But have no fear, readers! Yesterday morning, I called Amazon customer services, expecting a fight. Each Kindle comes with a year warranty, but I was expecting to hear a thousand reasons why it wasn’t covered, why I’d have to pay if I wanted it fixed.

Not so. I was on the phone for roughly three minutes, and didn’t even have to make the call (I put my number into the website, and they called me). At the end of the call, Amazon had dispatched a replacement to me, and sent me an email about how to return the broken one. The replacement arrived this morning, in the post. So I have a new Kindle, less than 24 hours after calling customer services.

That is fantastic customer service, in my book. Too often I use this blog to criticise and complain, but here I take my hat off to Amazon. I’m sure other people have plenty of bugbears and horror stories about Amazon, but I’ve had a great experience of them.

And now, my Kindle has been rekindled!

Brave New Worlds…


Rather a sleek bit of kit, if I do say so myself.

Some of you may remember, earlier this year, I posted a blog entry decrying the rise of the e-format of fiction. Well, brace yourself for a hypocritical U-turn worthy of the Tory/Lib Dem coalition…

I got a Kindle for Christmas. Before you start breaking out the effigies, let me explain. My principle reason for this was academic. As a law student, I have to read a frankly stupid number of academic articles per week, and since reading from a computer screen gives me a headache I end up printing them out. Which costs a fair bit. Thankfully, I can instead download them for free and read them on my shiny new Kindle, without headaches. Primarily because it isn’t shiny.

But I’d been lying if I tried to claim that as the only reason I wanted one. After all, it’s not “Treason in the Age of Terrorism” I’ve been reading for the last few days, but Gary McMahon’s “Rough Cut”. Which I highly recommend, by the way.

No, I’m also very much interested in the fiction on offer. To be completely honest, I’m a little disappointed with the price of some e-books. Unless you’re after fairly underground stuff, or standard e-reader fodder by Dan Brown or Stieg Larsson, then you’re unlikely to pay any less than you would for the print version. Which seems a little odd. I mean, less needs to be spent on the physical production. So does more money go to the author?
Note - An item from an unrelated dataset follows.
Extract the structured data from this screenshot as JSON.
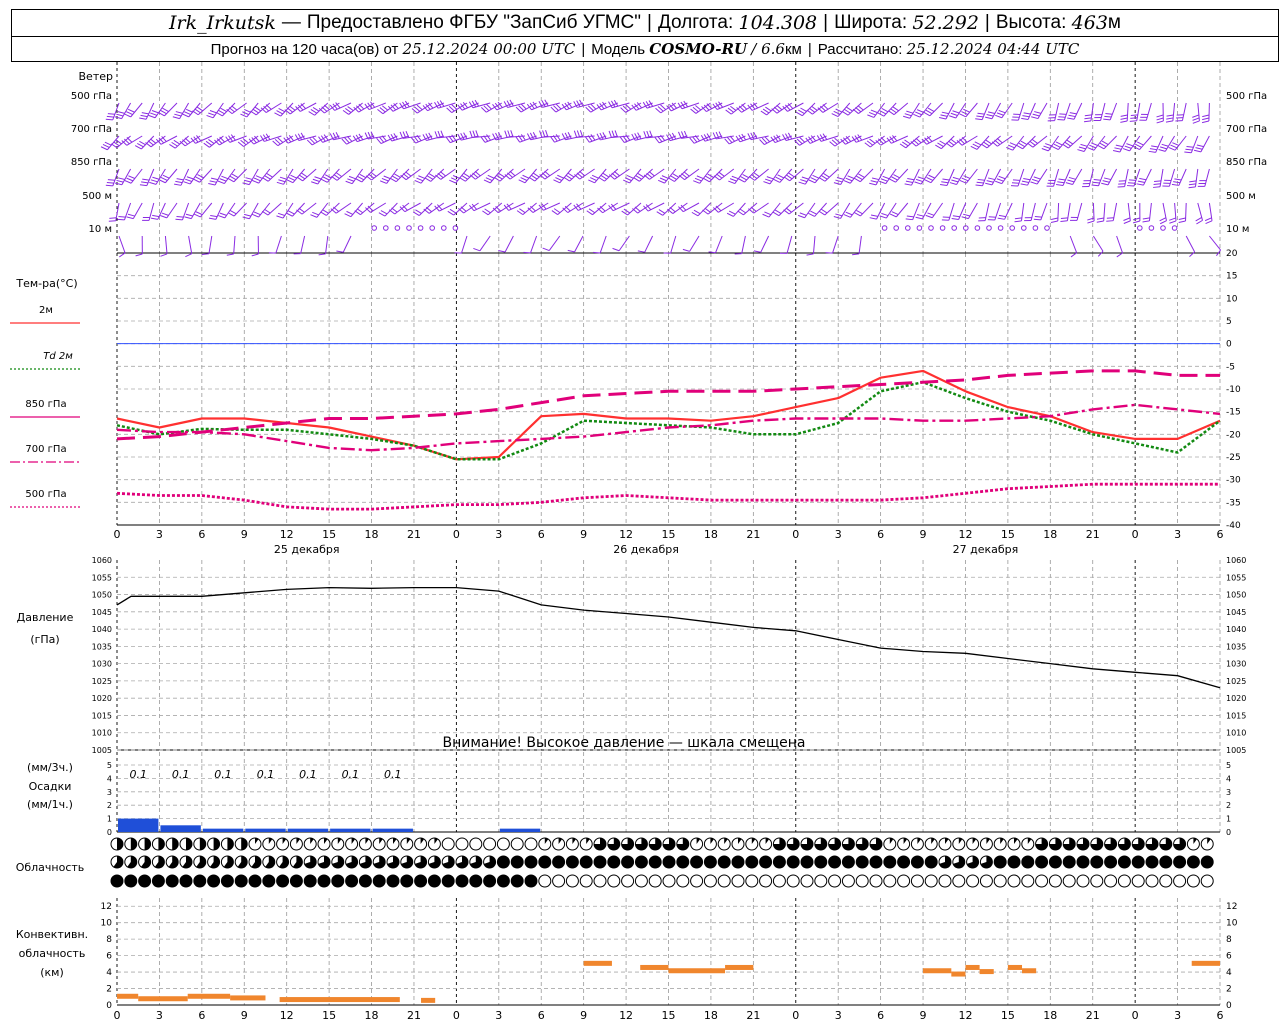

Doubtful, although if it does I withdraw all criticism.

But anyway, the actual Kindle itself is a pleasure to read. Light enough to hold for long periods of time without tiring, a screen clear enough to read in sunshine, and a tantalising selection of books at my fingertips. Not to mention that, as the more expensive 3G version, it also serves as mobile internet access. And all without the Apple-ness of an iPad.

So yes, I’m converted. I’m not swearing off paper books, and for my favourites I still want physical copies. Digital will always lack the enticing smell, feel and general experience of reading a paper- or hard-back book, but if digital is the future, then there are much worse places it could be headed than the Kindle.

Plus, I can get the Guardian on it!